It is a different question what if any limits there are on a legislature's power to determine what shall be the elements of an offense and what shall be defenses for the defendant to prove. The Supreme Court has said that it would be unconstitutional for a state to reclassify all the elements of a crime as affirmative defenses. That would amount to a legislative declaration that any individual charged with a crime was presumptively guilty of it and so would erase the presumption of innocence, McMillan v. Pennsylvania, 477 U.S. 79, 86-87 (1986); Patterson v. New York, supra, 432 U.S. at 210, 211-12 n. 13, which these and other cases treat, though with minimal discussion, as a component of due process of law. See Carella v. California, 491 U.S. 263, 265 (1989) (per curiam); Holbrook v. Flynn, 475 U.S. 560, 567 (1986); Sandstrom v. Montana, 442 U.S. 510, 521-23 (1979); In re Winship, 397 U.S. 358, 363, 364 (1970); United States v. Seale, 461 F.2d 345, 372 (7th Cir. 1972); United States v. Doyle, 130 F.3d 523, 534-35 (2d Cir. 1997). Maybe the point seems too obvious to require elaboration or historical investigation. It would indeed be grotesque and indecent for a legislature to define the offense of murder as any killing of a human being and place on the defendant the burden of proving that the killing was unintentional. In Martin v. Ohio, supra, 480 U.S. at 236, the Supreme Court did hold that a state could place the burden of proving self-defense on the defendant in a murder case, but killing in self-defense is deliberate, though justifiable.
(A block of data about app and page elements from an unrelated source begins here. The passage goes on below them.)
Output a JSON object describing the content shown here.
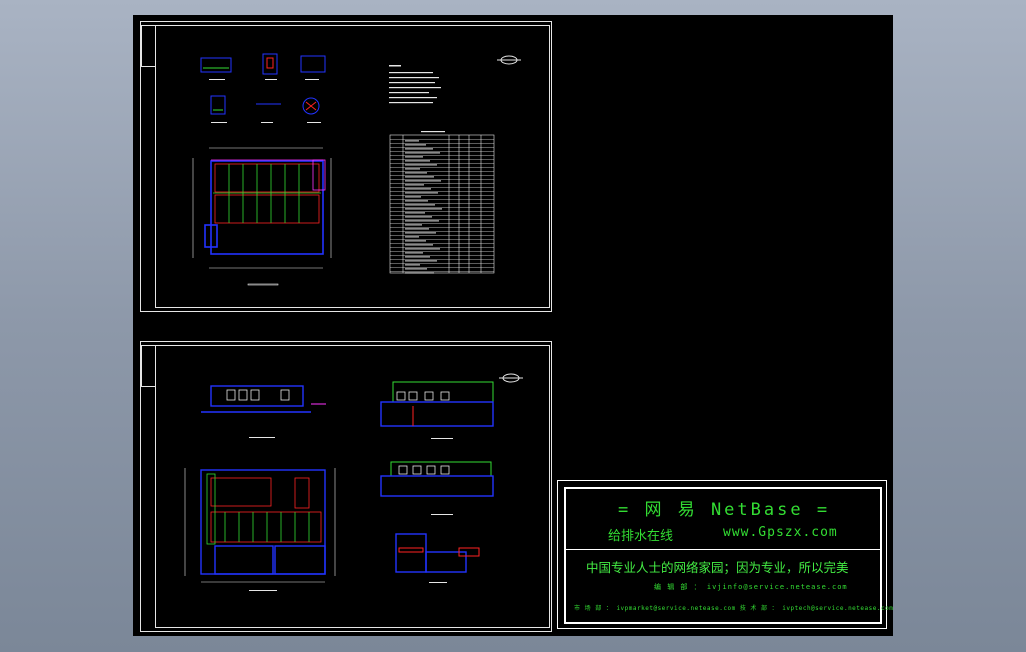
{
  "netbase": {
    "title": "=  网 易  NetBase  =",
    "subtitle_cn": "给排水在线",
    "subtitle_url": "www.Gpszx.com",
    "slogan": "中国专业人士的网络家园；因为专业，所以完美",
    "mail_line": "编 辑 部 ： ivjinfo@service.netease.com",
    "bottom_line": "市 场 部 ： ivpmarket@service.netease.com   技 术 部 ： ivptech@service.netease.com"
  },
  "colors": {
    "canvas_bg": "#000000",
    "app_bg": "#8d98a9",
    "sheet_border": "#e6e6e6",
    "accent_green": "#33dd33",
    "drawing_blue": "#2233ff",
    "drawing_red": "#ff2222",
    "drawing_magenta": "#ff33ff"
  }
}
This case does not involve erosion of the principle that all elements of the offense must be proved beyond a reasonable doubt or of the principle that wholesale conversion of offense elements to affirmative defenses would be an impermissible infringement of the presumption of innocence. The federal "three strikes" law does not alter the existing statutory definition of bank robbery. It just allows the defendant to show that the particular robbery he committed was not very violent. There is an analogy to such partial defenses as provocation and limited mental capacity, Patterson v. New York, supra, 432 U.S at 205-06, which also enable a defendant to show that his particular conduct was less culpable than that of the average perpetrator of the offense with which he is charged. The novelty of the particular defense at issue here is not an objection of constitutional magnitude. See id. at 207; Apprendi v. New Jersey, supra, 530 U.S. at 483-84. It would be absurd to discourage states from recognizing new defenses by saying that prosecutors must negate any new defense beyond a reasonable doubt while the burden of proving old defenses may be placed on defendants.